§ **INSTRUCTIONS TO FOLLOW**: Your answer should hold only the lines from the one containing "Give me the" through the last line below, copied exactly; pictures stay out.
[RECORDS FOR THE TASK]
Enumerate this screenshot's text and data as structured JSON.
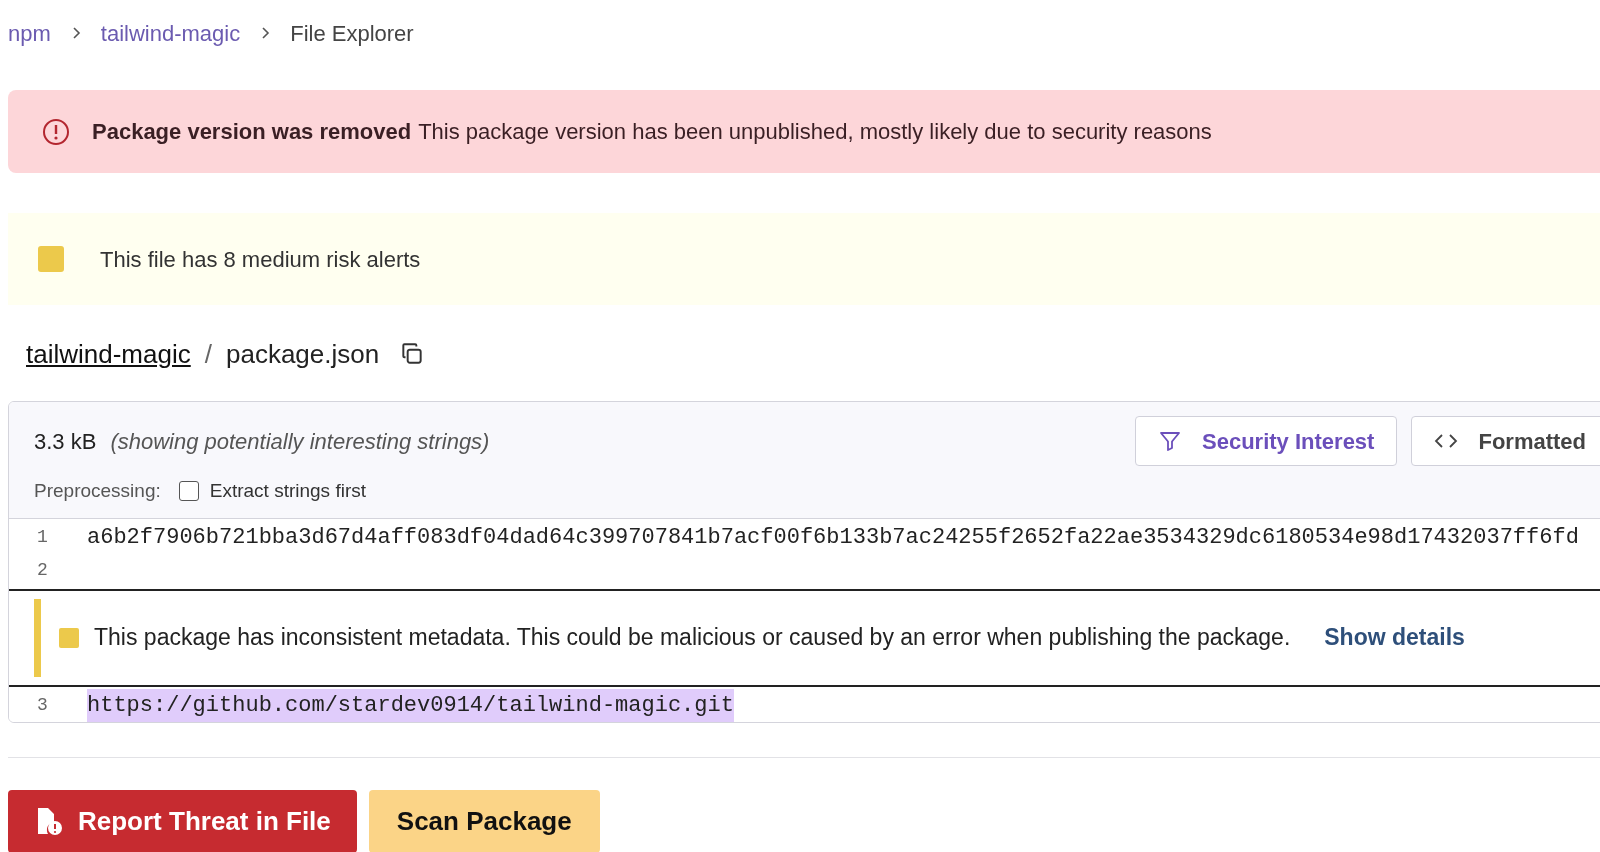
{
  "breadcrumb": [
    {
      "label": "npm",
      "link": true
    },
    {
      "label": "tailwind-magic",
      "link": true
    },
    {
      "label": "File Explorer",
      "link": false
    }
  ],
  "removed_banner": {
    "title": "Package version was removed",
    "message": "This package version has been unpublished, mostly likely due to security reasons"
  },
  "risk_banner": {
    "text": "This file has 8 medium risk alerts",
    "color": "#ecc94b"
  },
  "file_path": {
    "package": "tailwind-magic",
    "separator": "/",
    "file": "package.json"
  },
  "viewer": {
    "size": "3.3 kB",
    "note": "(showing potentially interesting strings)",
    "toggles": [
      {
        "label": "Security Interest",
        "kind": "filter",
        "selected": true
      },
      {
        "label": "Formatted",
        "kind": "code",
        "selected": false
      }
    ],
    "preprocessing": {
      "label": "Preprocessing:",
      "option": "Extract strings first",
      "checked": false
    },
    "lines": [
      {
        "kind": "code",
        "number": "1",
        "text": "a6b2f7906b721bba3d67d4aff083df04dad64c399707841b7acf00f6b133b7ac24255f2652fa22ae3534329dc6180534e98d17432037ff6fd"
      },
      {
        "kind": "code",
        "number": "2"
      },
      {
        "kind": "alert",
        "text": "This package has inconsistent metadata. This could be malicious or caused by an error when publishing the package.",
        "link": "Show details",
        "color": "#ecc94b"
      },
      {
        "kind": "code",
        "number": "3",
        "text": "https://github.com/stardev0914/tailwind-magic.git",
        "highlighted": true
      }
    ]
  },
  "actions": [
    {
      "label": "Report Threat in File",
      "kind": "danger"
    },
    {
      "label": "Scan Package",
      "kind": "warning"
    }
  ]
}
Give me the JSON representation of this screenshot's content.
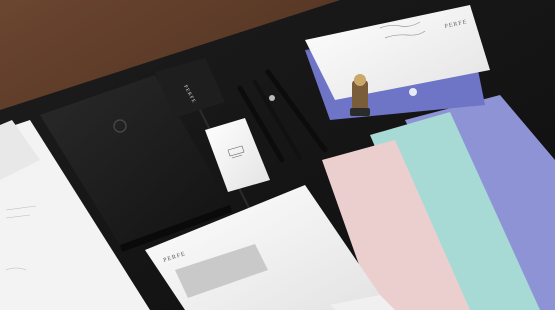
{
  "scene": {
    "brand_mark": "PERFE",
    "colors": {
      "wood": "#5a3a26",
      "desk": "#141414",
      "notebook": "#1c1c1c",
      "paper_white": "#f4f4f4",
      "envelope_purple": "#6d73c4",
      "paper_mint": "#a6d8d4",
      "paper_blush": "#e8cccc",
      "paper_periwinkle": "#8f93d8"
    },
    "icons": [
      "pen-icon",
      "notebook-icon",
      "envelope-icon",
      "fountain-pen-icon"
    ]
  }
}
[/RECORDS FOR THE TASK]
§ **TASK ANSWER**:
Give me the JSON representation of this screenshot's content.
{
  "scene": {
    "brand_mark": "PERFE",
    "colors": {
      "wood": "#5a3a26",
      "desk": "#141414",
      "notebook": "#1c1c1c",
      "paper_white": "#f4f4f4",
      "envelope_purple": "#6d73c4",
      "paper_mint": "#a6d8d4",
      "paper_blush": "#e8cccc",
      "paper_periwinkle": "#8f93d8"
    },
    "icons": [
      "pen-icon",
      "notebook-icon",
      "envelope-icon",
      "fountain-pen-icon"
    ]
  }
}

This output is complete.